§ Required work: Copy out the entries that come next, exactly.

§ Excerpted records:
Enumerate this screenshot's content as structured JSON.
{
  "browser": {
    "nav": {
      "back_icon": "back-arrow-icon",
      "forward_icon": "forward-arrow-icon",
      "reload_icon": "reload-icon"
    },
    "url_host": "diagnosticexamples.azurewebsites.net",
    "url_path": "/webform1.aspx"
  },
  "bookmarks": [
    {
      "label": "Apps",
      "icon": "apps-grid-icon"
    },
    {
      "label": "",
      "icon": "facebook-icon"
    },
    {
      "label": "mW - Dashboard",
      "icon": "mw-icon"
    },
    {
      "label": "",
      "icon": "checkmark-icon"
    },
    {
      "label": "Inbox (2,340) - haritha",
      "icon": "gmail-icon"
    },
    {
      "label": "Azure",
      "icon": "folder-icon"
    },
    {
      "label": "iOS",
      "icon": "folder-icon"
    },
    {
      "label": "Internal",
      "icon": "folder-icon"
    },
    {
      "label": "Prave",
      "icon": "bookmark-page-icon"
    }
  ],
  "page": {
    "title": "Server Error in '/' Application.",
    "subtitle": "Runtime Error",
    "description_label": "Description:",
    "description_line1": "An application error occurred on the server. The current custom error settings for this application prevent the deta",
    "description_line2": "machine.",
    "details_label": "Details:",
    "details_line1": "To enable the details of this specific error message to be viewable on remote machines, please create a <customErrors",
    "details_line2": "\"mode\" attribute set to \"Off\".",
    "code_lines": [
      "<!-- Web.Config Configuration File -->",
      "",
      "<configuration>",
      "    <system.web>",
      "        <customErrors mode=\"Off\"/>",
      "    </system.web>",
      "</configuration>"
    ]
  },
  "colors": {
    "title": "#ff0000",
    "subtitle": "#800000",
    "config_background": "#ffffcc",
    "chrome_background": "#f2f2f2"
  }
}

§ Answer for this exercise:
Enumerate this screenshot's content as structured JSON.
{
  "browser": {
    "nav": {
      "back_icon": "back-arrow-icon",
      "forward_icon": "forward-arrow-icon",
      "reload_icon": "reload-icon"
    },
    "url_host": "diagnosticexamples.azurewebsites.net",
    "url_path": "/webform1.aspx"
  },
  "bookmarks": [
    {
      "label": "Apps",
      "icon": "apps-grid-icon"
    },
    {
      "label": "",
      "icon": "facebook-icon"
    },
    {
      "label": "mW - Dashboard",
      "icon": "mw-icon"
    },
    {
      "label": "",
      "icon": "checkmark-icon"
    },
    {
      "label": "Inbox (2,340) - haritha",
      "icon": "gmail-icon"
    },
    {
      "label": "Azure",
      "icon": "folder-icon"
    },
    {
      "label": "iOS",
      "icon": "folder-icon"
    },
    {
      "label": "Internal",
      "icon": "folder-icon"
    },
    {
      "label": "Prave",
      "icon": "bookmark-page-icon"
    }
  ],
  "page": {
    "title": "Server Error in '/' Application.",
    "subtitle": "Runtime Error",
    "description_label": "Description:",
    "description_line1": "An application error occurred on the server. The current custom error settings for this application prevent the deta",
    "description_line2": "machine.",
    "details_label": "Details:",
    "details_line1": "To enable the details of this specific error message to be viewable on remote machines, please create a <customErrors",
    "details_line2": "\"mode\" attribute set to \"Off\".",
    "code_lines": [
      "<!-- Web.Config Configuration File -->",
      "",
      "<configuration>",
      "    <system.web>",
      "        <customErrors mode=\"Off\"/>",
      "    </system.web>",
      "</configuration>"
    ]
  },
  "colors": {
    "title": "#ff0000",
    "subtitle": "#800000",
    "config_background": "#ffffcc",
    "chrome_background": "#f2f2f2"
  }
}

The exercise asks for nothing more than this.